[Opening Input data section]

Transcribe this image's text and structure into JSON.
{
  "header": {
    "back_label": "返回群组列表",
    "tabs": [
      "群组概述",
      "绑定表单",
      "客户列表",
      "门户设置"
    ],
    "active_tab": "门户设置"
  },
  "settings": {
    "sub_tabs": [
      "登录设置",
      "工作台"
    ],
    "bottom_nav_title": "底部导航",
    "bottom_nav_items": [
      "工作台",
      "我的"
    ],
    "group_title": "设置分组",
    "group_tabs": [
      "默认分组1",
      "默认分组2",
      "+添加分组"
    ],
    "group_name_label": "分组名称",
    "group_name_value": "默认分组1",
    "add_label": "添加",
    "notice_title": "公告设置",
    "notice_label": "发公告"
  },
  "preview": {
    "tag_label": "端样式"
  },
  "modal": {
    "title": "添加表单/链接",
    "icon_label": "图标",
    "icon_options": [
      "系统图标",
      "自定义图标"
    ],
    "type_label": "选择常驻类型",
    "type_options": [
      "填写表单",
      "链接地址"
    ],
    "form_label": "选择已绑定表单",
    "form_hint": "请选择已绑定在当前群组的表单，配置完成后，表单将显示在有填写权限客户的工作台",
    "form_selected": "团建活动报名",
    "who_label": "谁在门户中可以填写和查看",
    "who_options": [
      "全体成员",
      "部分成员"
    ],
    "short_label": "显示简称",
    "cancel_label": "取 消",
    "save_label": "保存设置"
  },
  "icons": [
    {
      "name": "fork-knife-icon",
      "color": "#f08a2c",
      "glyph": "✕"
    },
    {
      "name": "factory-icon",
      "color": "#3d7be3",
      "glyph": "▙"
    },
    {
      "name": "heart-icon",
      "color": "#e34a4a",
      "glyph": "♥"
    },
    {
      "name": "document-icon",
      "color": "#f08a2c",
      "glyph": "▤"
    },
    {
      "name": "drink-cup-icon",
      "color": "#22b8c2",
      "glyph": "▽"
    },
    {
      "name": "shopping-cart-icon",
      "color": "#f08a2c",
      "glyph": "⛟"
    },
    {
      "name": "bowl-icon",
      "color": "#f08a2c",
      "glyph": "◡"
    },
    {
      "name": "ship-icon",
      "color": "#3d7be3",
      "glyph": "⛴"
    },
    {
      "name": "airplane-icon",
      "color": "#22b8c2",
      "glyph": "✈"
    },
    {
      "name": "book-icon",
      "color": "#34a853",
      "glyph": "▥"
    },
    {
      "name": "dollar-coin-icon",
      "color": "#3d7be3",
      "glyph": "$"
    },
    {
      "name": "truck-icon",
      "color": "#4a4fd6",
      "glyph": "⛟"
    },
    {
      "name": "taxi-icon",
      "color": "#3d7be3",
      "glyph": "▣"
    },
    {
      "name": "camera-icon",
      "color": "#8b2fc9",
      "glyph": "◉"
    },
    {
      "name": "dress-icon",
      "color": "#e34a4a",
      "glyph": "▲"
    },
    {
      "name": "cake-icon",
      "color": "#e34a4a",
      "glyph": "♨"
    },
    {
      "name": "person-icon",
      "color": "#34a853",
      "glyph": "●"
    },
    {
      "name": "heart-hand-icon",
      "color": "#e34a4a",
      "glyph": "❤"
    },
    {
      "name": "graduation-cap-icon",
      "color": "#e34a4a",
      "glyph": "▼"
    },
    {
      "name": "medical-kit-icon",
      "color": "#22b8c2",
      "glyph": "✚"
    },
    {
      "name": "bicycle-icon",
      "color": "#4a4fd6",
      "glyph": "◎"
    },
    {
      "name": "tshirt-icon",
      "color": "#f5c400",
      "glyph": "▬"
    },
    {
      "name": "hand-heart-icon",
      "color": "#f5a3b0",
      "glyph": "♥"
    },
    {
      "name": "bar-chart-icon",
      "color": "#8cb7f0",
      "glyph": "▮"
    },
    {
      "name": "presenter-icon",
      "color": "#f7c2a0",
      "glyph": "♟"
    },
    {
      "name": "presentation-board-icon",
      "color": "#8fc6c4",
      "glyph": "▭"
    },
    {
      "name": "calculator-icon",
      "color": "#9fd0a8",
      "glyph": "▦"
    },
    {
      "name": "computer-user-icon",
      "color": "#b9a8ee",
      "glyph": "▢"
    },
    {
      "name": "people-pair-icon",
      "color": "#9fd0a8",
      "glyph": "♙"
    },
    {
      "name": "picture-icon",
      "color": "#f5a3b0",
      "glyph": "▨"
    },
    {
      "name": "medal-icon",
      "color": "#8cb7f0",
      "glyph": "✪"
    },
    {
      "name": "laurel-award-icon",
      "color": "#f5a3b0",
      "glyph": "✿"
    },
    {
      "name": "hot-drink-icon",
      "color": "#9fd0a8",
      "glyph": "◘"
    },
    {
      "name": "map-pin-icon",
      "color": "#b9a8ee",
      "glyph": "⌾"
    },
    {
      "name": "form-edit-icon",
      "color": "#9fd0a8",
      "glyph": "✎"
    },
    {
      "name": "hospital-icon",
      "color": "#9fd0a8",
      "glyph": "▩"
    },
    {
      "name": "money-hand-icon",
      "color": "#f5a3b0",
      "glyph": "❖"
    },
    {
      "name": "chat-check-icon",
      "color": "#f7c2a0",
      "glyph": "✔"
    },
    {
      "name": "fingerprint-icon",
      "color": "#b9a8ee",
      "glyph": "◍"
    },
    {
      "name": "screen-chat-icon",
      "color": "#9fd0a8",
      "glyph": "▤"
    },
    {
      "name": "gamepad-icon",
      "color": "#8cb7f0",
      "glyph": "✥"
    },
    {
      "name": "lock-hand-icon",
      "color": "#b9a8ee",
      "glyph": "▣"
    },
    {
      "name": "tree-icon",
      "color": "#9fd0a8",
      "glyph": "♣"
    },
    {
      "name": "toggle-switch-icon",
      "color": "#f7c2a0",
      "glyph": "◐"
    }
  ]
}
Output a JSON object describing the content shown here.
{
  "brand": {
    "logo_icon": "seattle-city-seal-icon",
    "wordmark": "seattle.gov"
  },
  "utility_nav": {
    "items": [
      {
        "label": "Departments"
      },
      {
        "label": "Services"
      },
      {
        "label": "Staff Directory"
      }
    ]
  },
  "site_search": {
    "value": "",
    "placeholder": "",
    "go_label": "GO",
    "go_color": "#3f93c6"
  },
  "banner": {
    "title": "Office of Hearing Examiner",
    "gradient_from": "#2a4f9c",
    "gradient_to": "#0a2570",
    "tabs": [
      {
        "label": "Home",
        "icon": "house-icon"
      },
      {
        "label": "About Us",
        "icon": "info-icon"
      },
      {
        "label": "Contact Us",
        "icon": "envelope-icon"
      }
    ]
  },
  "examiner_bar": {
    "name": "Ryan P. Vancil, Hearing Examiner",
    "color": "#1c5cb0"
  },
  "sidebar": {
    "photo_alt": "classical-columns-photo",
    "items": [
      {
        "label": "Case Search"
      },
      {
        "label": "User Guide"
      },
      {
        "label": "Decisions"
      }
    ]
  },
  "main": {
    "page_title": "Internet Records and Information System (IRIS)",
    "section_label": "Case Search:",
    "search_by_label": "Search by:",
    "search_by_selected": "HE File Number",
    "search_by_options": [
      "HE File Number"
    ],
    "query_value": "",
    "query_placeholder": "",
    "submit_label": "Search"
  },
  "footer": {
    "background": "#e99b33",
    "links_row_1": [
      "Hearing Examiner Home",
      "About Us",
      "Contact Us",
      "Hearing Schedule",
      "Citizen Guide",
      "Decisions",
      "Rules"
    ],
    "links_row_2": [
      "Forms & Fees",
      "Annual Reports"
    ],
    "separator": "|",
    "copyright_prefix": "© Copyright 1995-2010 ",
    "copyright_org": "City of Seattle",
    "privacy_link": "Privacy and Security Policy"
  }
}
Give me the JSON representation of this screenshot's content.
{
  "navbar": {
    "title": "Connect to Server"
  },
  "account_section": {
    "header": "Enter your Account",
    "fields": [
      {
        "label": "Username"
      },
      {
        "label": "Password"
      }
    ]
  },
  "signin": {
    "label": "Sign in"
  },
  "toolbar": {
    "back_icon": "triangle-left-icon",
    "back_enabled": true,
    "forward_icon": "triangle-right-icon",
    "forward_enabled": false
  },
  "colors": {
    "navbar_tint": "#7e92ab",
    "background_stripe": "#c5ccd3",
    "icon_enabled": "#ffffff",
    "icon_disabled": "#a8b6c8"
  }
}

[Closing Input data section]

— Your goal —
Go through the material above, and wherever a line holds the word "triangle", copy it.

— The completed task —
    "back_icon": "triangle-left-icon",
    "forward_icon": "triangle-right-icon",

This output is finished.